UK - The number of senior executives offered money purchase pensions has risen from 5% to 40% in the past four years, a study by Lane Clark & Peacock reveals.
And the consulting actuary’s survey shows that a third of companies which currently offer final salary pensions say they will offer a different form of pension to any new directors they hire.
It said this would either be a money purchase pension or a salary supplement instead of any pension at all.
LCP’s study also shows the average company contribution to money purchase arrangements is just under 20% of pensionable salary compared to 43% for final salary arrangements.
LCP partner Mark Jackson said: “While the vast majority of directors still receive excellent – normally final salary – pensions, that position is changing rapidly, with more companies either moving their directors to money purchase arrangements or not offering pensions at all.”
He added: “The government’s dramatic proposals for changes to the tax regime will accelerate the trend to simpler, more flexible, cost-transparent compensation packages for directors that may exclude pensions entirely.”
Proposed changes to The Pensions Regulator's (TPR) notifiable events framework so it can be more proactive when corporates make changes will create a very challenging workload, it has been said.
Aviva has created a new pension skill for Amazon Alexa that allows customers to find out how much they have saved towards their retirement.
PP has compiled a list of what to watch out for over the coming months.

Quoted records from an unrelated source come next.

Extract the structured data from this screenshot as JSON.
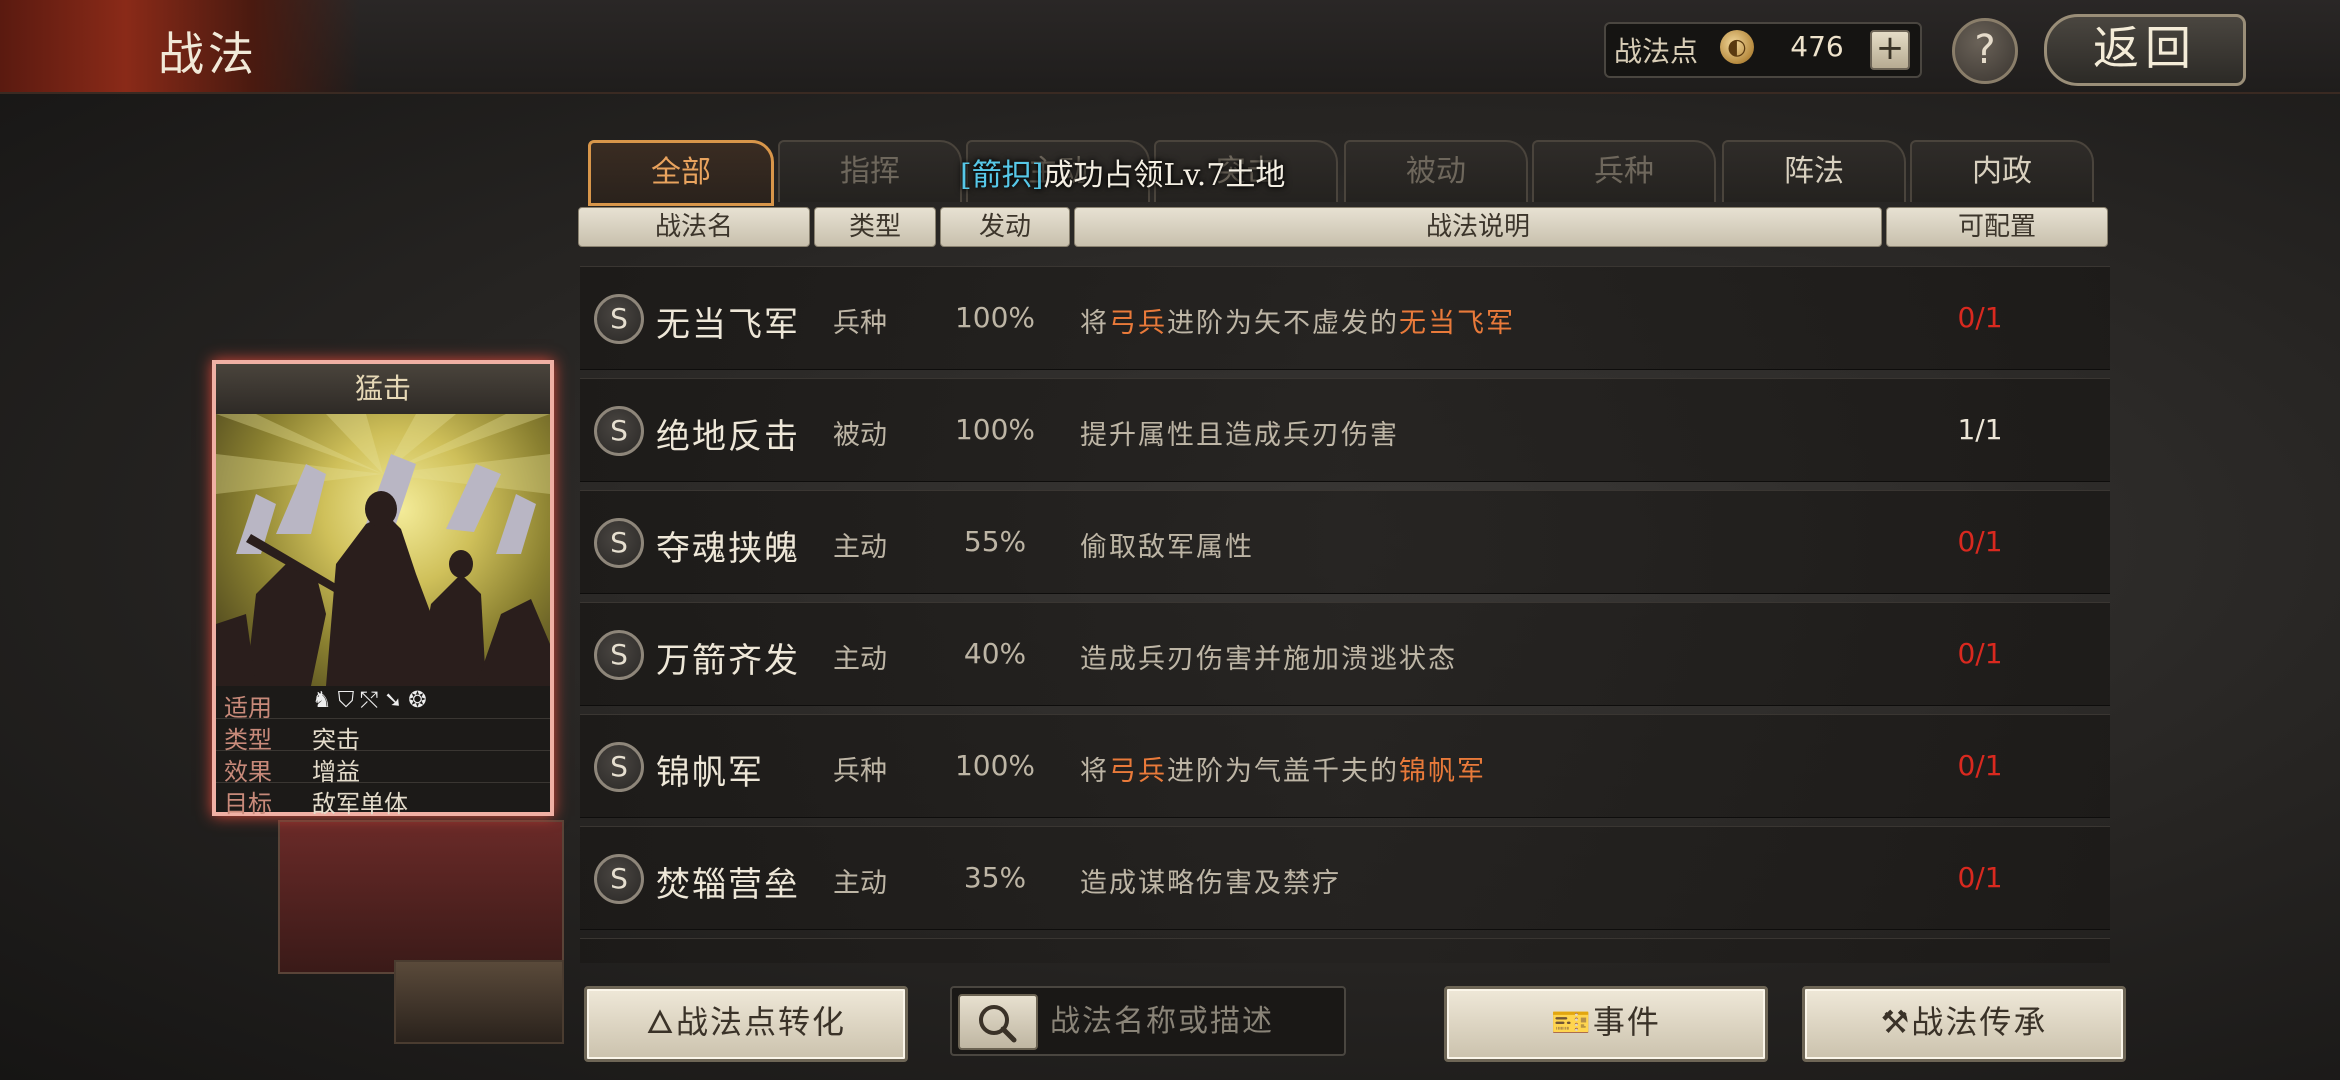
{
  "header": {
    "title": "战法",
    "points_label": "战法点",
    "points_value": "476",
    "plus_label": "+",
    "help_label": "?",
    "back_label": "返回"
  },
  "tabs": [
    {
      "label": "全部",
      "state": "active"
    },
    {
      "label": "指挥",
      "state": "dim"
    },
    {
      "label": "主动",
      "state": "dim"
    },
    {
      "label": "突击",
      "state": "dim"
    },
    {
      "label": "被动",
      "state": "dim"
    },
    {
      "label": "兵种",
      "state": "dim"
    },
    {
      "label": "阵法",
      "state": "lit"
    },
    {
      "label": "内政",
      "state": "lit"
    }
  ],
  "toast": {
    "highlight": "[箭抧]",
    "text": "成功占领Lv.7土地"
  },
  "columns": {
    "name": "战法名",
    "type": "类型",
    "rate": "发动",
    "desc": "战法说明",
    "config": "可配置"
  },
  "skills": [
    {
      "grade": "S",
      "name": "无当飞军",
      "type": "兵种",
      "rate": "100%",
      "desc": [
        "将",
        "弓兵",
        "进阶为矢不虚发的",
        "无当飞军",
        ""
      ],
      "config": "0/1",
      "config_color": "red"
    },
    {
      "grade": "S",
      "name": "绝地反击",
      "type": "被动",
      "rate": "100%",
      "desc": [
        "提升属性且造成兵刃伤害",
        "",
        "",
        "",
        ""
      ],
      "config": "1/1",
      "config_color": "white"
    },
    {
      "grade": "S",
      "name": "夺魂挟魄",
      "type": "主动",
      "rate": "55%",
      "desc": [
        "偷取敌军属性",
        "",
        "",
        "",
        ""
      ],
      "config": "0/1",
      "config_color": "red"
    },
    {
      "grade": "S",
      "name": "万箭齐发",
      "type": "主动",
      "rate": "40%",
      "desc": [
        "造成兵刃伤害并施加溃逃状态",
        "",
        "",
        "",
        ""
      ],
      "config": "0/1",
      "config_color": "red"
    },
    {
      "grade": "S",
      "name": "锦帆军",
      "type": "兵种",
      "rate": "100%",
      "desc": [
        "将",
        "弓兵",
        "进阶为气盖千夫的",
        "锦帆军",
        ""
      ],
      "config": "0/1",
      "config_color": "red"
    },
    {
      "grade": "S",
      "name": "焚辎营垒",
      "type": "主动",
      "rate": "35%",
      "desc": [
        "造成谋略伤害及禁疗",
        "",
        "",
        "",
        ""
      ],
      "config": "0/1",
      "config_color": "red"
    }
  ],
  "card": {
    "title": "猛击",
    "applicable_label": "适用",
    "applicable_icons": [
      "cavalry-icon",
      "shield-icon",
      "bow-icon",
      "spear-icon",
      "wheel-icon"
    ],
    "type_label": "类型",
    "type_value": "突击",
    "effect_label": "效果",
    "effect_value": "增益",
    "target_label": "目标",
    "target_value": "敌军单体"
  },
  "bottom": {
    "convert_label": "战法点转化",
    "search_placeholder": "战法名称或描述",
    "event_label": "事件",
    "inherit_label": "战法传承"
  },
  "colors": {
    "accent_orange": "#e97a3a",
    "config_red": "#d9291f",
    "tab_active": "#e9a35e",
    "toast_highlight": "#57c8e8"
  }
}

The proposed cold-calling ban may be ineffective if a collaborative regulatory approach between the UK and the European Union (EU) is not maintained post-Brexit, the Pensions Management Institute (PMI) has warned.